Garvey's team looked at trends in the incidence of
acute HCV infection among HIV-positive MSM between July 2013 and June 2018,
spanning the transition from the interferon era to the DAA era. Prior modelling
studies have made projections about changes in the HCV epidemic; the present
work analysed real-world experience.
This retrospective study included around 6000
HIV-positive men at risk for hepatitis C seen at three central London clinics: Royal
Free NHS Trust, St Mary's Hospital of the Imperial College NHS Trust and
Mortimer Market Centre, a sexually transmitted infection clinic.
of 2016, the NHS offers access to HCV treatment at any stage of liver disease,
but does not permit initiation of treatment for acute infection within the
first six months (the window in which some people will clear the virus naturally)
or a second course of DAAs for those who are re-infected. However, all three
clinics were involved in clinical trials that provided treatment without these
Every six months the researchers collected data on the number of first
acute HCV diagnoses and subsequent diagnoses of acute HCV re-infection after
treatment or spontaneous clearance, as well as the number of people treated and
whether they received DAAs or interferon-based therapy.
researchers identified 256 diagnoses of acute HCV infection during the study
period; of these, 111 were first infections and 45 were re-infections. The
median age at the time of diagnosis was 43 years. Three-quarters had HCV
genotype 1a, followed by genotype 4 (11%), genotype 3 (7%) and genotype 1b
(4%). An increasing proportion of men were on antiretroviral therapy (ART) with
undetectable HIV viral load, reaching 100% on ART and 94% with viral

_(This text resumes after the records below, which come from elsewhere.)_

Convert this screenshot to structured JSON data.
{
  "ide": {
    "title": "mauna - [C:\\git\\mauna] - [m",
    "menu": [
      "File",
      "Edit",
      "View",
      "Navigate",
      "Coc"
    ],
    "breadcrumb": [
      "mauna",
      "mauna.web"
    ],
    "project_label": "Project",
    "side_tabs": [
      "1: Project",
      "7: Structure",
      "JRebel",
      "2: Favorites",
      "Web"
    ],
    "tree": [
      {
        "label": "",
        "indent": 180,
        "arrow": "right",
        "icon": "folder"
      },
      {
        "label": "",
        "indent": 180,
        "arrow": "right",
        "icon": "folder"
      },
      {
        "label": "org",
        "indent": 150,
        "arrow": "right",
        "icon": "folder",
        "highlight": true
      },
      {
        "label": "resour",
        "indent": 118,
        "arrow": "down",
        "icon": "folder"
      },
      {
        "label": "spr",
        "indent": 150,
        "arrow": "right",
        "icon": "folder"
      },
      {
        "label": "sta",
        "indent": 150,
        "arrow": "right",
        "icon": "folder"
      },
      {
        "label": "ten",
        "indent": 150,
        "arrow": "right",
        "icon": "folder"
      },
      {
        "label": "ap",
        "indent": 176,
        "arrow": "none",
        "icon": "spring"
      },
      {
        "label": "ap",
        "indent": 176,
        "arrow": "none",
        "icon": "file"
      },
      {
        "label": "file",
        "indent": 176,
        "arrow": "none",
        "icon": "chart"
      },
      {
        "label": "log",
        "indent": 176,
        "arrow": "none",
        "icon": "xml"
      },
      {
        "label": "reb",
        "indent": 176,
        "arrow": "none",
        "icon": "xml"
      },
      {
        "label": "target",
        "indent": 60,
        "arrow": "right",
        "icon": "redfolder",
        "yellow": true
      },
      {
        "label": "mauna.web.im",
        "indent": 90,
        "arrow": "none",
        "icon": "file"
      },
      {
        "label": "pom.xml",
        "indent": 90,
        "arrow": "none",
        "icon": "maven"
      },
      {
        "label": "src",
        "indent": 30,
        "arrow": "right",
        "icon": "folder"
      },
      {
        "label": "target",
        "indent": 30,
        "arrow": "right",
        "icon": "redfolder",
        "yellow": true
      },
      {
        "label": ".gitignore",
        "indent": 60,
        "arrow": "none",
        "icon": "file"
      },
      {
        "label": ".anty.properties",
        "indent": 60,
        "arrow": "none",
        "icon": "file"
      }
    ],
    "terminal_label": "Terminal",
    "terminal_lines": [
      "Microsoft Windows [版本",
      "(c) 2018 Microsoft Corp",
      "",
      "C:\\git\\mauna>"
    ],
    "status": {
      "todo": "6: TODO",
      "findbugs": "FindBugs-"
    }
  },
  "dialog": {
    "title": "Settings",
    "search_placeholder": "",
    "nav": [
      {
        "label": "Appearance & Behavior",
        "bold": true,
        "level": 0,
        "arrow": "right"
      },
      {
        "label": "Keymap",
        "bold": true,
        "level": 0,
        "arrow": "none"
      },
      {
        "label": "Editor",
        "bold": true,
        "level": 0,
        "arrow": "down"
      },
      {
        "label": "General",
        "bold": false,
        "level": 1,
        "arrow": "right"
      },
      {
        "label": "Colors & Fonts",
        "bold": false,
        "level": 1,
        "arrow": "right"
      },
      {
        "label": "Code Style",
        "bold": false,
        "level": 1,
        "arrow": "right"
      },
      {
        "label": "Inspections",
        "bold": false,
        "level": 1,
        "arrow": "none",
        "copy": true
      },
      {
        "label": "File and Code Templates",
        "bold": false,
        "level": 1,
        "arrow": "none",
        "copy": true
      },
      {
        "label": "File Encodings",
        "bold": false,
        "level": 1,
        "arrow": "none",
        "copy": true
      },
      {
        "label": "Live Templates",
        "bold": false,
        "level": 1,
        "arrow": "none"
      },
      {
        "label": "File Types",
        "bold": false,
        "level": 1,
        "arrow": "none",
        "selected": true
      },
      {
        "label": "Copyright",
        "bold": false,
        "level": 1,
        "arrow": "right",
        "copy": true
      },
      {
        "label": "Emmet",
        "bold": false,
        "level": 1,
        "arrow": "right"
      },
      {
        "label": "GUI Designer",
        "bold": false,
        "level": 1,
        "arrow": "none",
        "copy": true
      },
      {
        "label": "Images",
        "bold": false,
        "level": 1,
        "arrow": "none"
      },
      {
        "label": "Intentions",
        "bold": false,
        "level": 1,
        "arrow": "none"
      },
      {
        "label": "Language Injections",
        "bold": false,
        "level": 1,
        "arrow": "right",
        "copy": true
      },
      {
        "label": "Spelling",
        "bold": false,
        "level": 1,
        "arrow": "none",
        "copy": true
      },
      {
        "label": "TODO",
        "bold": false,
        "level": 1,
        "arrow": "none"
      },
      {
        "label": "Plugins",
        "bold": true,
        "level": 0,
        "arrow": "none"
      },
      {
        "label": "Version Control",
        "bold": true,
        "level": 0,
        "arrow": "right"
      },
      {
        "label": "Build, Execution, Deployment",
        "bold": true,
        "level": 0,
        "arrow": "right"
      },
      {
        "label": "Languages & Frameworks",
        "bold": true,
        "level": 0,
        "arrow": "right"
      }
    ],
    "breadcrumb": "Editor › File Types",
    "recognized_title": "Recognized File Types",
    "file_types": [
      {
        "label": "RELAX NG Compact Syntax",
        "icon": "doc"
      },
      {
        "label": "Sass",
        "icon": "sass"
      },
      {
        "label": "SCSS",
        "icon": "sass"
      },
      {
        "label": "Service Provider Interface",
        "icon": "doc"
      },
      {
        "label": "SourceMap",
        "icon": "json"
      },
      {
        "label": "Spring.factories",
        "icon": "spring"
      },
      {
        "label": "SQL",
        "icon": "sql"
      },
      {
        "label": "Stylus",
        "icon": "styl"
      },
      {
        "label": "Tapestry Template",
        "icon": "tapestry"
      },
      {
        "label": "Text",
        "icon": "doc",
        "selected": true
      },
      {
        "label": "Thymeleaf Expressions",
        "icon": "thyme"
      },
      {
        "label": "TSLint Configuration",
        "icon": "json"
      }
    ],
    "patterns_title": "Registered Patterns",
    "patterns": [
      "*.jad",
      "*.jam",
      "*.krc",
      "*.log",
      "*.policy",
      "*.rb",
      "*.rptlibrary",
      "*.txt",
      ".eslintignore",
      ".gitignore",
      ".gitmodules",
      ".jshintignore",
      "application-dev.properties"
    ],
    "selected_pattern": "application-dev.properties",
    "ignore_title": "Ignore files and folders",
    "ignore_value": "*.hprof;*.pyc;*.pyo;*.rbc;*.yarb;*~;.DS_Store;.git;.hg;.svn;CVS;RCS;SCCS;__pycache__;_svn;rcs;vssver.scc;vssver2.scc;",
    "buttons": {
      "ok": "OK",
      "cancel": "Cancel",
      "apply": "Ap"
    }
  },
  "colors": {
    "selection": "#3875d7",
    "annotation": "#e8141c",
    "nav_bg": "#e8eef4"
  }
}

suppression in 2018.
rate of new HCV infections peaked in 2015, at 17 cases per 1000
(PY). First acute infections – excluding re-infections – peaked the same
15 per 1000 PY. After that, the rates declined steeply and steadily,
falling to six total new infections and three first infections per 1000
PY in 2018. This
represents a 68% reduction in new HCV infections overall and a 79% drop
first infections, according to Garvey.
decline in London is similar to the drop in acute HCV infections in Amsterdam, which
fell from 11 per 1000 PY in 2014 to 6 per 1000 PY in 2016, as
reported at CROI 2017. However, this still does not meet the WHO goal of a 90% reduction,
or 1.7 infections per 1000 PY.
proportion of re-infections relative to all acute infections rose over time,
from less than a tenth (9%) in 2013 to nearly half (47%) in 2018. The treatment
pathway also shifted during the study period. From 2013 to 2016, a majority of
patients received or were awaiting DAAs through the NHS programme, starting
therapy an average of 23 months after diagnosis. From 2016 onward, a majority
were treated in clinical trials, waiting an average of 10 months.
the earliest years of the study, people delayed treatment by more than two
years, likely reflecting "warehousing" as patients eschewed
interferon-based therapy while waiting for DAAs to become available. This
longer wait may have increased transmission due to longer duration of active
infection, Garvey explained
"In this large London cohort of HIV-positive MSM, we have observed
a sharp decline in new acute HCV diagnoses since peak in late 2015 with no
change to screening practices," the researchers concluded.
Garvey cautioned that HCV re-infection
remains high and may be increasing, highlighting the need for better risk
reduction strategies and determination of appropriate screening
policies for HIV-positive and HIV-negative gay and bisexual men. Further, she said,
the opportunity for 'microelimination' may be lost without the ability to treat
people in the first months after acute infection and to treat re-infections.